■ WORK ORDER ■
The response must reproduce every record below without alteration.

■ DATASET EXTRACT ■

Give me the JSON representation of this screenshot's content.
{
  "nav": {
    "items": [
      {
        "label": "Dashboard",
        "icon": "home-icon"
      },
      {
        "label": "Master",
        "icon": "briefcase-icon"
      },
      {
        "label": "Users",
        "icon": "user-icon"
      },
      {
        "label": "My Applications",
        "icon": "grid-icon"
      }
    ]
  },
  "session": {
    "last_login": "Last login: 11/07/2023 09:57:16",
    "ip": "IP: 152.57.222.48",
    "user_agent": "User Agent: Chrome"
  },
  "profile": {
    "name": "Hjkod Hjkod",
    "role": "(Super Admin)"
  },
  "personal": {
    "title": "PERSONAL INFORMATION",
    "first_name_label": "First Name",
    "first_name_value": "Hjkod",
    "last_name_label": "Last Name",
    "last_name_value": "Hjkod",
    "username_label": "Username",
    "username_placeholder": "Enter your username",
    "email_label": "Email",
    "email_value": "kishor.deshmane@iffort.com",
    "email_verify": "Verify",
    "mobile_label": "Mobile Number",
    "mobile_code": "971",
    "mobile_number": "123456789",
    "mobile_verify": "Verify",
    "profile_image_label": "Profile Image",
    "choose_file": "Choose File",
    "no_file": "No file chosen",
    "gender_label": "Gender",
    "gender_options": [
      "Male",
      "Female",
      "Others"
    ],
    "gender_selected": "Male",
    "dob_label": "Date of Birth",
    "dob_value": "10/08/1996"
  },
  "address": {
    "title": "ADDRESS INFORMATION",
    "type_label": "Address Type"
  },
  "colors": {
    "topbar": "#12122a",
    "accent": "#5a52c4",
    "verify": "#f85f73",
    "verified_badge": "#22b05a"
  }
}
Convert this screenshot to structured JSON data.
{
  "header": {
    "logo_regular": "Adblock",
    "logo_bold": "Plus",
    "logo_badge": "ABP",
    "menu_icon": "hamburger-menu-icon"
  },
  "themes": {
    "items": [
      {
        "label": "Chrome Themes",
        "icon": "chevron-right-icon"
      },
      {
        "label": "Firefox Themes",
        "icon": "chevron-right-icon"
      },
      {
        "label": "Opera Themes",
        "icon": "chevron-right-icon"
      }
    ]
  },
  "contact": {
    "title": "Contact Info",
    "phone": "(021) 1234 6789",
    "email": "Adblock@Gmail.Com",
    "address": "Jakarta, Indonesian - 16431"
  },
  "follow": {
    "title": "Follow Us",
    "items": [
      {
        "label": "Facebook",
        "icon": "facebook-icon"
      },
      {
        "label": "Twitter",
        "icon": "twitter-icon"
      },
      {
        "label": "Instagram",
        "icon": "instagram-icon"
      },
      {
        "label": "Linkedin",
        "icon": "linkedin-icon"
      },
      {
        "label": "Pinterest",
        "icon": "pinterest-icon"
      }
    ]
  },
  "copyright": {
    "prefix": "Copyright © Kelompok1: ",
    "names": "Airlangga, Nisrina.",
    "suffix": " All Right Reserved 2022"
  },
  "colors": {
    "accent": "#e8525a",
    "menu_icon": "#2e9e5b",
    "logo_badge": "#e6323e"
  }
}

■ REPLY ■
Give me the JSON representation of this screenshot's content.
{
  "nav": {
    "items": [
      {
        "label": "Dashboard",
        "icon": "home-icon"
      },
      {
        "label": "Master",
        "icon": "briefcase-icon"
      },
      {
        "label": "Users",
        "icon": "user-icon"
      },
      {
        "label": "My Applications",
        "icon": "grid-icon"
      }
    ]
  },
  "session": {
    "last_login": "Last login: 11/07/2023 09:57:16",
    "ip": "IP: 152.57.222.48",
    "user_agent": "User Agent: Chrome"
  },
  "profile": {
    "name": "Hjkod Hjkod",
    "role": "(Super Admin)"
  },
  "personal": {
    "title": "PERSONAL INFORMATION",
    "first_name_label": "First Name",
    "first_name_value": "Hjkod",
    "last_name_label": "Last Name",
    "last_name_value": "Hjkod",
    "username_label": "Username",
    "username_placeholder": "Enter your username",
    "email_label": "Email",
    "email_value": "kishor.deshmane@iffort.com",
    "email_verify": "Verify",
    "mobile_label": "Mobile Number",
    "mobile_code": "971",
    "mobile_number": "123456789",
    "mobile_verify": "Verify",
    "profile_image_label": "Profile Image",
    "choose_file": "Choose File",
    "no_file": "No file chosen",
    "gender_label": "Gender",
    "gender_options": [
      "Male",
      "Female",
      "Others"
    ],
    "gender_selected": "Male",
    "dob_label": "Date of Birth",
    "dob_value": "10/08/1996"
  },
  "address": {
    "title": "ADDRESS INFORMATION",
    "type_label": "Address Type"
  },
  "colors": {
    "topbar": "#12122a",
    "accent": "#5a52c4",
    "verify": "#f85f73",
    "verified_badge": "#22b05a"
  }
}
Convert this screenshot to structured JSON data.
{
  "header": {
    "logo_regular": "Adblock",
    "logo_bold": "Plus",
    "logo_badge": "ABP",
    "menu_icon": "hamburger-menu-icon"
  },
  "themes": {
    "items": [
      {
        "label": "Chrome Themes",
        "icon": "chevron-right-icon"
      },
      {
        "label": "Firefox Themes",
        "icon": "chevron-right-icon"
      },
      {
        "label": "Opera Themes",
        "icon": "chevron-right-icon"
      }
    ]
  },
  "contact": {
    "title": "Contact Info",
    "phone": "(021) 1234 6789",
    "email": "Adblock@Gmail.Com",
    "address": "Jakarta, Indonesian - 16431"
  },
  "follow": {
    "title": "Follow Us",
    "items": [
      {
        "label": "Facebook",
        "icon": "facebook-icon"
      },
      {
        "label": "Twitter",
        "icon": "twitter-icon"
      },
      {
        "label": "Instagram",
        "icon": "instagram-icon"
      },
      {
        "label": "Linkedin",
        "icon": "linkedin-icon"
      },
      {
        "label": "Pinterest",
        "icon": "pinterest-icon"
      }
    ]
  },
  "copyright": {
    "prefix": "Copyright © Kelompok1: ",
    "names": "Airlangga, Nisrina.",
    "suffix": " All Right Reserved 2022"
  },
  "colors": {
    "accent": "#e8525a",
    "menu_icon": "#2e9e5b",
    "logo_badge": "#e6323e"
  }
}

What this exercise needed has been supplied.